with other improvement projects, employees must be convinced that the end result
of the improvement will be more secure, rather than less secure, jobs. Real
improvement can have this effect if management uses the improvement to generate
more business rather than to cut the work force. If by improving process the
company is able to produce a better product at lower cost, the company will have
competitive strength to prosper. And a prosperous company is much more secure
employer than a company that is in trouble.
Real Business Examples:
Design by Computer:
One of the most time consuming and expensive business process is the
design stage in product development, which had traditionally relied on
paper and drafting tools. Dassault systems has met the challenge of
reengineering this process and has created Catia, the top selling
CAD/CAM allows engineers to design and develop products on a computer.
This eliminates huge amounts of paper work and slashes the time required
to design and develop a new product. Catia is used by nearly every air
craft manufacturer and was used by Boeing to design the777.
DaimlerChrysler used Catia to design the new jeep Grand Cherokee. By
debugging the production line on screen, the company saved months and
eliminated $800 million of costs.
Source: Howard Banks, "Virtually Perfect," October
The Dark Side of Process Reengineering
Process reengineering that is imposed from above and that results in
disruptions and layoffs can lead to cynicism. Eileen Shapiro, a
management consultant, says that " reengineering as often implemented
can erode the bonds of trust that employees have toward their employers.
Nevertheless, many companies reengineer at the same time that they issue
mission statements proclaiming, 'Our employees are most important

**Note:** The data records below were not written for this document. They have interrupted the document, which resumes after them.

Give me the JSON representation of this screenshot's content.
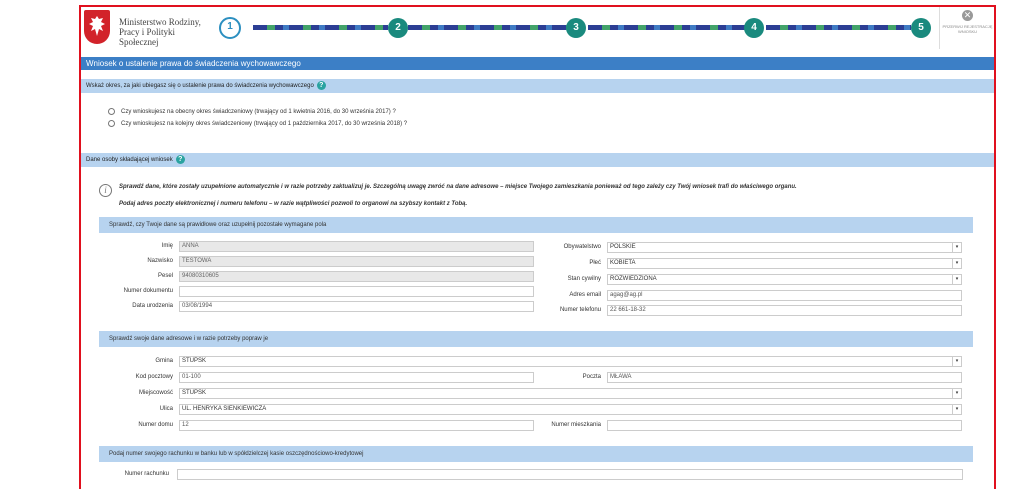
{
  "header": {
    "ministry_line1": "Ministerstwo Rodziny,",
    "ministry_line2": "Pracy i Polityki Społecznej",
    "steps": [
      "1",
      "2",
      "3",
      "4",
      "5"
    ],
    "cancel_label": "PRZERWIJ REJESTRACJĘ WNIOSKU"
  },
  "title": "Wniosek o ustalenie prawa do świadczenia wychowawczego",
  "period_section": {
    "label": "Wskaż okres, za jaki ubiegasz się o ustalenie prawa do świadczenia wychowawczego",
    "options": [
      "Czy wnioskujesz na obecny okres świadczeniowy (trwający od 1 kwietnia 2016, do 30 września 2017) ?",
      "Czy wnioskujesz na kolejny okres świadczeniowy (trwający od 1 października 2017, do 30 września 2018) ?"
    ]
  },
  "applicant_section": {
    "label": "Dane osoby składającej wniosek",
    "info_line1": "Sprawdź dane, które zostały uzupełnione automatycznie i w razie potrzeby zaktualizuj je. Szczególną uwagę zwróć na dane adresowe – miejsce Twojego zamieszkania ponieważ od tego zależy czy Twój wniosek trafi do właściwego organu.",
    "info_line2": "Podaj adres poczty elektronicznej i numeru telefonu – w razie wątpliwości pozwoli to organowi na szybszy kontakt z Tobą."
  },
  "personal": {
    "bar": "Sprawdź, czy Twoje dane są prawidłowe oraz uzupełnij pozostałe wymagane pola",
    "imie_label": "Imię",
    "imie": "ANNA",
    "nazwisko_label": "Nazwisko",
    "nazwisko": "TESTOWA",
    "pesel_label": "Pesel",
    "pesel": "94080310605",
    "dokument_label": "Numer dokumentu",
    "dokument": "",
    "urodzenie_label": "Data urodzenia",
    "urodzenie": "03/08/1994",
    "obywatelstwo_label": "Obywatelstwo",
    "obywatelstwo": "POLSKIE",
    "plec_label": "Płeć",
    "plec": "KOBIETA",
    "stan_label": "Stan cywilny",
    "stan": "ROZWIEDZIONA",
    "email_label": "Adres email",
    "email": "agag@ag.pl",
    "telefon_label": "Numer telefonu",
    "telefon": "22 661-18-32"
  },
  "address": {
    "bar": "Sprawdź swoje dane adresowe i w razie potrzeby popraw je",
    "gmina_label": "Gmina",
    "gmina": "STUPSK",
    "kod_label": "Kod pocztowy",
    "kod": "01-100",
    "poczta_label": "Poczta",
    "poczta": "MŁAWA",
    "miejscowosc_label": "Miejscowość",
    "miejscowosc": "STUPSK",
    "ulica_label": "Ulica",
    "ulica": "UL. HENRYKA SIENKIEWICZA",
    "dom_label": "Numer domu",
    "dom": "12",
    "mieszkanie_label": "Numer mieszkania",
    "mieszkanie": ""
  },
  "bank": {
    "bar": "Podaj numer swojego rachunku w banku lub w spółdzielczej kasie oszczędnościowo-kredytowej",
    "rachunek_label": "Numer rachunku",
    "rachunek": ""
  },
  "colors": {
    "frame": "#e0101e",
    "title_bar": "#3c7fc6",
    "section_bar": "#b7d3ef",
    "step_done": "#1a8a7e",
    "step_active": "#2c8fc0"
  }
}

assets, 'or launch new initiatives to increase 'employee involvement.'
As one superior executive, a veteran of reengineering, muttered recently
while listening to his boss give a glowing speech about working
conditions at their organization, 'I sure wish I worked for the company
he is describing.' "